We observed each sample with a phase microscope.
Then we added 2µl DNA origami into each sample and saw if some change would happen with a fluorescent microscope.
The DNA origami for fluorescent microscope observation was made according to Table3 annealing solution. It contained more cholesterol-hybridizing ssDNAs and fluorescent-tagged DNA-hybridizing ssDNAs than Annealing solution used in 1-1), because we considered a sample with more fluorescent molecules was suitable for observation.
|100µM cholesterol-hybridizing ssDNA||4.23µl|
|100µM fluorescent-tagged DNA-hybridizing ssDNA||4.23µl|
After annealing, we added 4.23µl 100µM fluorescent-tagged DNA (the same quantity of fluorescent-tagged DNA-hybridizing ssDNA).
2-3)Counting liposomesFor the sake of observation convenience, we mixed 1µl 1µM TR-DHPE (red fluorescent dye) with 1µl lipid (10mM DOPC) and 98µl solvate (CHCl3) in a microtube, and desiccate it with Argon gas. Then we left it for one night in a vacuum dryer. After drying, we added 100µl 1xTAE Mg2+ into the sample and heat it in warm water (about 90 degrees) for a few hours.

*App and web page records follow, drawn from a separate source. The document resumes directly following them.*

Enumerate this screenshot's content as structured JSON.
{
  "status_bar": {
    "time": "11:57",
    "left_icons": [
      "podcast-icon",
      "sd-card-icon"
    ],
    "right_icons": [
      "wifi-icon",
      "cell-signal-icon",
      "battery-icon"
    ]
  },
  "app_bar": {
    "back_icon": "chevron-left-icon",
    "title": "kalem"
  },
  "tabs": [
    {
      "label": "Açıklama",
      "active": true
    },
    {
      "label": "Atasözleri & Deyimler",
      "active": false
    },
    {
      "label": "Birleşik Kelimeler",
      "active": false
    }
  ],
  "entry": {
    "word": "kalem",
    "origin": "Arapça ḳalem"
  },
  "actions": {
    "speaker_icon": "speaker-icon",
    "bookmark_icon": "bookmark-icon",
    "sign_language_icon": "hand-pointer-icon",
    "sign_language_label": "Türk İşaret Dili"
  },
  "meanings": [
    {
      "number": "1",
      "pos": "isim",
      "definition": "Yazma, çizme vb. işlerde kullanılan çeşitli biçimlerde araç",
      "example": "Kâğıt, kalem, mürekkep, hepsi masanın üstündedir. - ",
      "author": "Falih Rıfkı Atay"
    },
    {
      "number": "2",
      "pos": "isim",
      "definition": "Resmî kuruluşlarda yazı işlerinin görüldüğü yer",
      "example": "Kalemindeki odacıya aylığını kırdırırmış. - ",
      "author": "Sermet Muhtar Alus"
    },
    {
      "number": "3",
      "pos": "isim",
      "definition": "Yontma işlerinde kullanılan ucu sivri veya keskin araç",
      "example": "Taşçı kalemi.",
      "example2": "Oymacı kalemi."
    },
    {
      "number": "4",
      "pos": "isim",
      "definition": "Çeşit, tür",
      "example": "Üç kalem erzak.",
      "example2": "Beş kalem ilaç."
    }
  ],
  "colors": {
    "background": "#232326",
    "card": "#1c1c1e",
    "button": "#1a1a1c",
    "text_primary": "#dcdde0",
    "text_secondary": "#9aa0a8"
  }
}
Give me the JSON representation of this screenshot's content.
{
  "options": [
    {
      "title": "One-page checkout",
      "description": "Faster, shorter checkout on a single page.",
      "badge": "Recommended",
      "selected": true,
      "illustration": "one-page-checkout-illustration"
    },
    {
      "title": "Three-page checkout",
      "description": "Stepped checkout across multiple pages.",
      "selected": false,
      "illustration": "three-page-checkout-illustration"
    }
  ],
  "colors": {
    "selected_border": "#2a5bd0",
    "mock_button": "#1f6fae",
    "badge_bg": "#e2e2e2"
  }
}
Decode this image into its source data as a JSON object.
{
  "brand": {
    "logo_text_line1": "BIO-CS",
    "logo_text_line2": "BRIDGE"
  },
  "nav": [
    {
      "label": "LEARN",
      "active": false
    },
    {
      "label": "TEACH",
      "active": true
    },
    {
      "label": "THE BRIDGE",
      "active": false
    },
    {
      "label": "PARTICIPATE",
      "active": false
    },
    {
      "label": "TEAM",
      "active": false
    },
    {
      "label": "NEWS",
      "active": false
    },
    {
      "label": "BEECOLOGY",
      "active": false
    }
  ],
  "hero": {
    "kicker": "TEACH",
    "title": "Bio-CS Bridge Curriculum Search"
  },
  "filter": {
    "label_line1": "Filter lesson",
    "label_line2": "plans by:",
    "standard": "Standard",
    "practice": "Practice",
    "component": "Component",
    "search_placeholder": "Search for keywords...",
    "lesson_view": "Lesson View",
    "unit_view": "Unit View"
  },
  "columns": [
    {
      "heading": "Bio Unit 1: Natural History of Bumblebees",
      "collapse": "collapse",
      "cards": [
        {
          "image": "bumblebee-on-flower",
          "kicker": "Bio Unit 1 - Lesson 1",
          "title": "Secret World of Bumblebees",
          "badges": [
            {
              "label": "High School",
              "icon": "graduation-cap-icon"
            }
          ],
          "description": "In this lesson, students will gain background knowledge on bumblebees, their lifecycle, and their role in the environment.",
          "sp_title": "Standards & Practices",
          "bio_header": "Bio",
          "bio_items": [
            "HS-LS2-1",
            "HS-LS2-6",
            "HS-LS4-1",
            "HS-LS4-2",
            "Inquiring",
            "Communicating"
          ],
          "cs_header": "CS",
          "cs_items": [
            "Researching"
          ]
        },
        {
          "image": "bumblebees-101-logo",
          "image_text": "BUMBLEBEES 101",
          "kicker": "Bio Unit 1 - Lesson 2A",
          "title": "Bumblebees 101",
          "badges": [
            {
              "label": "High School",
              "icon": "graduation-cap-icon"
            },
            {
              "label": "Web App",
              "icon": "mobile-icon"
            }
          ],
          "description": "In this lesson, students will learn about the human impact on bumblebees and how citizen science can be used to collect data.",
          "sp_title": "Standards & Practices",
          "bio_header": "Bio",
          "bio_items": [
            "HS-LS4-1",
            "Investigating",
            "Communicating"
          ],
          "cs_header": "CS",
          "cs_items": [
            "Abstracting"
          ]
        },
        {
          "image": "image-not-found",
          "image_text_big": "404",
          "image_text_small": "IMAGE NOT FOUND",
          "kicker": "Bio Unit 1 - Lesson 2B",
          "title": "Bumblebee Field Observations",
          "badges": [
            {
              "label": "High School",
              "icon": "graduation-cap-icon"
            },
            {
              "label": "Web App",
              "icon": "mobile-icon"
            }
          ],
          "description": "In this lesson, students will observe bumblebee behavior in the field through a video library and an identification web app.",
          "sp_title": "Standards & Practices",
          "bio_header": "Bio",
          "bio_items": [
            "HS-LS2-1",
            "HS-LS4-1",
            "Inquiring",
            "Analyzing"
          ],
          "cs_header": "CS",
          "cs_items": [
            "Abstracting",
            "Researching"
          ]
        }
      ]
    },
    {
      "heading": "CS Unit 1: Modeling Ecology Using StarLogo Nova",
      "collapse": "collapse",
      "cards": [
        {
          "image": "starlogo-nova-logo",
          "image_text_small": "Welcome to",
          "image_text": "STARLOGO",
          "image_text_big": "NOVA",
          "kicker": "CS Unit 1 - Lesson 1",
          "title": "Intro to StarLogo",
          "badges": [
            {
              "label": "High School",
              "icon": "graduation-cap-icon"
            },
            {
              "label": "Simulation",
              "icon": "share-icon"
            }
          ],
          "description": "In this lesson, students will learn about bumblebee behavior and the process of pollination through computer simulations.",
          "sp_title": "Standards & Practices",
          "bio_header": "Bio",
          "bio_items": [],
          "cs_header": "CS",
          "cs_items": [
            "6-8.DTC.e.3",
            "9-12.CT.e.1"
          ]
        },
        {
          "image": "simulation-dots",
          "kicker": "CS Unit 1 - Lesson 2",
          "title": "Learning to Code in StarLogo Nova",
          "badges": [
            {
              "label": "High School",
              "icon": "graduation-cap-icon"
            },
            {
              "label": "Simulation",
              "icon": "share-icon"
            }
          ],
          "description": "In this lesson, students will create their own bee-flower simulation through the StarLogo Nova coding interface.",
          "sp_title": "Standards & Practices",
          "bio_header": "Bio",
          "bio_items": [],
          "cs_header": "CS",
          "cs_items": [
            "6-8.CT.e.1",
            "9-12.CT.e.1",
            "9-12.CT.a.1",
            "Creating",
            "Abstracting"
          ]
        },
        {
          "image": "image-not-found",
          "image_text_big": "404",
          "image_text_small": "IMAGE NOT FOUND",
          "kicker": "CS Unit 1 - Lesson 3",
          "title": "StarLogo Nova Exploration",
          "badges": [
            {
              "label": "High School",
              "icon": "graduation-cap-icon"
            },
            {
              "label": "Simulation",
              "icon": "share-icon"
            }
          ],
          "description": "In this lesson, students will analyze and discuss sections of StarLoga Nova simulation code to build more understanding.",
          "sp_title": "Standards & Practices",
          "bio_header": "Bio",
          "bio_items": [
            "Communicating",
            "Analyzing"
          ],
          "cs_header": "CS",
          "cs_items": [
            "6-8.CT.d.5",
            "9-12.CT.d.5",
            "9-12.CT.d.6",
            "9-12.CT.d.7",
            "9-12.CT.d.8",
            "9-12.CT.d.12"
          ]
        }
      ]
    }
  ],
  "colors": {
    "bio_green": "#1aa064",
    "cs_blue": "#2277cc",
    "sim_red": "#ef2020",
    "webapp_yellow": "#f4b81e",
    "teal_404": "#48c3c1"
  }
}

After liposome was made, we added 1µl 10µM cc DNA into 2.5µl liposome (the final concentration of cc DNA was 1.8 µl). We counted the number of liposomes with a fluorescent microscope.
After counting, we added 2µl DNA origami and counted the number of liposomes again. For control, we changed 2µl DNA origami into 2µl 1xTAE Mg2+ buffer.
ii)Flower micelle approach
2)Confirming the hybridization of trigger and loop DNAWe checked whether trigger DNA hybridizes with loop DNA at normal temperature by electrophoresis.
|30% Acryl amide||3.3ml|